_WORK ORDER_
An exact restatement of every record is required.

App and web page records:
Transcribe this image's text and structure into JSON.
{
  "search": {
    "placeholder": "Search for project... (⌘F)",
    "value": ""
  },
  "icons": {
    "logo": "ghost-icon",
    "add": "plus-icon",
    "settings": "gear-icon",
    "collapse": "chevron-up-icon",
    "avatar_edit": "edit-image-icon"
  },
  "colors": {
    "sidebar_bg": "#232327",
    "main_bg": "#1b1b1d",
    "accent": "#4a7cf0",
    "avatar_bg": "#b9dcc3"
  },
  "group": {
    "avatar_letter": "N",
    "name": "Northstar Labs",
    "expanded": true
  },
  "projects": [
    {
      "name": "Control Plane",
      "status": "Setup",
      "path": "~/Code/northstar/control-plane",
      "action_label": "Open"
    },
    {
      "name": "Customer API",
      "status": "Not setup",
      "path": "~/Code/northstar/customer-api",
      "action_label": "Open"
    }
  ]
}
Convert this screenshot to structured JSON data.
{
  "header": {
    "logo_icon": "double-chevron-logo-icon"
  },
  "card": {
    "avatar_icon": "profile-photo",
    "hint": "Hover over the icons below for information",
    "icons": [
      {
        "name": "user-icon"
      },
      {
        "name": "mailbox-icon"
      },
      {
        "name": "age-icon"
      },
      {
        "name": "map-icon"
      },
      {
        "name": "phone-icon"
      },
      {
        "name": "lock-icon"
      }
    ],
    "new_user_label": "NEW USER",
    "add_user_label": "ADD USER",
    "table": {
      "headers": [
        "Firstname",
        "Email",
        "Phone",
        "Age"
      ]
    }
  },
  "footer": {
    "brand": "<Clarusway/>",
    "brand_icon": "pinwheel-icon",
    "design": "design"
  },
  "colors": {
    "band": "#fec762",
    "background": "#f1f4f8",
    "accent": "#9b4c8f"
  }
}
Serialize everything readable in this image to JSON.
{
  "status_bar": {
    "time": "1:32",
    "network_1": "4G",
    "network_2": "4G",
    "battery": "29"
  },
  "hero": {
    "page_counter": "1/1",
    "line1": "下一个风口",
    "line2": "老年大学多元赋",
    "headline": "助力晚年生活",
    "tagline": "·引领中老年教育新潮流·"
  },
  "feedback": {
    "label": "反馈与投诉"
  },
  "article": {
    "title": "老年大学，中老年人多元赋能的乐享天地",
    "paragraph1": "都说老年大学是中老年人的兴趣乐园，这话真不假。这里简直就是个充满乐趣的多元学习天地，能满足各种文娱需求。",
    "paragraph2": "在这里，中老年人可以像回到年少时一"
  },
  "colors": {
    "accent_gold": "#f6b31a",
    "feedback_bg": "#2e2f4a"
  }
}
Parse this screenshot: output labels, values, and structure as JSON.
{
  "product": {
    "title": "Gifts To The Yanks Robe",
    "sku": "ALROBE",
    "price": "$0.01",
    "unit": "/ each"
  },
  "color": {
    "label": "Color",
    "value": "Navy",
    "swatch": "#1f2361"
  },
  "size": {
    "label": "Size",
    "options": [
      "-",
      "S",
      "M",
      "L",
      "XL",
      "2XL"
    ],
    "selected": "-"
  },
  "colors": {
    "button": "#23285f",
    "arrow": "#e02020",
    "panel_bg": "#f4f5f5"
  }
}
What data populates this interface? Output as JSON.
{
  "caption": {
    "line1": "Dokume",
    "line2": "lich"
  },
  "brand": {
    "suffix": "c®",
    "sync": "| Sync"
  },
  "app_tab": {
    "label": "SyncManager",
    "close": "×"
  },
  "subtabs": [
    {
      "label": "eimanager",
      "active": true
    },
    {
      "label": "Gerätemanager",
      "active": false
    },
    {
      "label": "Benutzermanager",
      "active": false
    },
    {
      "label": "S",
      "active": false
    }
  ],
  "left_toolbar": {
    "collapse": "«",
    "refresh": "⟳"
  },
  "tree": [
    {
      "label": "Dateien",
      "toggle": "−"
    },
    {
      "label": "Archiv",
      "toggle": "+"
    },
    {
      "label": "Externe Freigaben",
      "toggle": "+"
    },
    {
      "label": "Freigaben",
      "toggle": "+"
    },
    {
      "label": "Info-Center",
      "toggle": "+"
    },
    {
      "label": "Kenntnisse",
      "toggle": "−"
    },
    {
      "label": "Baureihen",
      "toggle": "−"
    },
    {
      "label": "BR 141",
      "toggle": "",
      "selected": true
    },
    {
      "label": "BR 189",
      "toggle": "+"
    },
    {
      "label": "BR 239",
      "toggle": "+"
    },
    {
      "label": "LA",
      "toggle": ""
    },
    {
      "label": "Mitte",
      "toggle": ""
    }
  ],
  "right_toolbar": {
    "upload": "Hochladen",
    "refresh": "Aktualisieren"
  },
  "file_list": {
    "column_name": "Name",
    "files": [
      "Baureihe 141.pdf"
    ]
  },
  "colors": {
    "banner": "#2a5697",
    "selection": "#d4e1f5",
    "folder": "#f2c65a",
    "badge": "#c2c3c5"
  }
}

_ANSWER TO THIS PROBLEM_
Transcribe this image's text and structure into JSON.
{
  "search": {
    "placeholder": "Search for project... (⌘F)",
    "value": ""
  },
  "icons": {
    "logo": "ghost-icon",
    "add": "plus-icon",
    "settings": "gear-icon",
    "collapse": "chevron-up-icon",
    "avatar_edit": "edit-image-icon"
  },
  "colors": {
    "sidebar_bg": "#232327",
    "main_bg": "#1b1b1d",
    "accent": "#4a7cf0",
    "avatar_bg": "#b9dcc3"
  },
  "group": {
    "avatar_letter": "N",
    "name": "Northstar Labs",
    "expanded": true
  },
  "projects": [
    {
      "name": "Control Plane",
      "status": "Setup",
      "path": "~/Code/northstar/control-plane",
      "action_label": "Open"
    },
    {
      "name": "Customer API",
      "status": "Not setup",
      "path": "~/Code/northstar/customer-api",
      "action_label": "Open"
    }
  ]
}
Convert this screenshot to structured JSON data.
{
  "header": {
    "logo_icon": "double-chevron-logo-icon"
  },
  "card": {
    "avatar_icon": "profile-photo",
    "hint": "Hover over the icons below for information",
    "icons": [
      {
        "name": "user-icon"
      },
      {
        "name": "mailbox-icon"
      },
      {
        "name": "age-icon"
      },
      {
        "name": "map-icon"
      },
      {
        "name": "phone-icon"
      },
      {
        "name": "lock-icon"
      }
    ],
    "new_user_label": "NEW USER",
    "add_user_label": "ADD USER",
    "table": {
      "headers": [
        "Firstname",
        "Email",
        "Phone",
        "Age"
      ]
    }
  },
  "footer": {
    "brand": "<Clarusway/>",
    "brand_icon": "pinwheel-icon",
    "design": "design"
  },
  "colors": {
    "band": "#fec762",
    "background": "#f1f4f8",
    "accent": "#9b4c8f"
  }
}
Serialize everything readable in this image to JSON.
{
  "status_bar": {
    "time": "1:32",
    "network_1": "4G",
    "network_2": "4G",
    "battery": "29"
  },
  "hero": {
    "page_counter": "1/1",
    "line1": "下一个风口",
    "line2": "老年大学多元赋",
    "headline": "助力晚年生活",
    "tagline": "·引领中老年教育新潮流·"
  },
  "feedback": {
    "label": "反馈与投诉"
  },
  "article": {
    "title": "老年大学，中老年人多元赋能的乐享天地",
    "paragraph1": "都说老年大学是中老年人的兴趣乐园，这话真不假。这里简直就是个充满乐趣的多元学习天地，能满足各种文娱需求。",
    "paragraph2": "在这里，中老年人可以像回到年少时一"
  },
  "colors": {
    "accent_gold": "#f6b31a",
    "feedback_bg": "#2e2f4a"
  }
}
Parse this screenshot: output labels, values, and structure as JSON.
{
  "product": {
    "title": "Gifts To The Yanks Robe",
    "sku": "ALROBE",
    "price": "$0.01",
    "unit": "/ each"
  },
  "color": {
    "label": "Color",
    "value": "Navy",
    "swatch": "#1f2361"
  },
  "size": {
    "label": "Size",
    "options": [
      "-",
      "S",
      "M",
      "L",
      "XL",
      "2XL"
    ],
    "selected": "-"
  },
  "colors": {
    "button": "#23285f",
    "arrow": "#e02020",
    "panel_bg": "#f4f5f5"
  }
}
What data populates this interface? Output as JSON.
{
  "caption": {
    "line1": "Dokume",
    "line2": "lich"
  },
  "brand": {
    "suffix": "c®",
    "sync": "| Sync"
  },
  "app_tab": {
    "label": "SyncManager",
    "close": "×"
  },
  "subtabs": [
    {
      "label": "eimanager",
      "active": true
    },
    {
      "label": "Gerätemanager",
      "active": false
    },
    {
      "label": "Benutzermanager",
      "active": false
    },
    {
      "label": "S",
      "active": false
    }
  ],
  "left_toolbar": {
    "collapse": "«",
    "refresh": "⟳"
  },
  "tree": [
    {
      "label": "Dateien",
      "toggle": "−"
    },
    {
      "label": "Archiv",
      "toggle": "+"
    },
    {
      "label": "Externe Freigaben",
      "toggle": "+"
    },
    {
      "label": "Freigaben",
      "toggle": "+"
    },
    {
      "label": "Info-Center",
      "toggle": "+"
    },
    {
      "label": "Kenntnisse",
      "toggle": "−"
    },
    {
      "label": "Baureihen",
      "toggle": "−"
    },
    {
      "label": "BR 141",
      "toggle": "",
      "selected": true
    },
    {
      "label": "BR 189",
      "toggle": "+"
    },
    {
      "label": "BR 239",
      "toggle": "+"
    },
    {
      "label": "LA",
      "toggle": ""
    },
    {
      "label": "Mitte",
      "toggle": ""
    }
  ],
  "right_toolbar": {
    "upload": "Hochladen",
    "refresh": "Aktualisieren"
  },
  "file_list": {
    "column_name": "Name",
    "files": [
      "Baureihe 141.pdf"
    ]
  },
  "colors": {
    "banner": "#2a5697",
    "selection": "#d4e1f5",
    "folder": "#f2c65a",
    "badge": "#c2c3c5"
  }
}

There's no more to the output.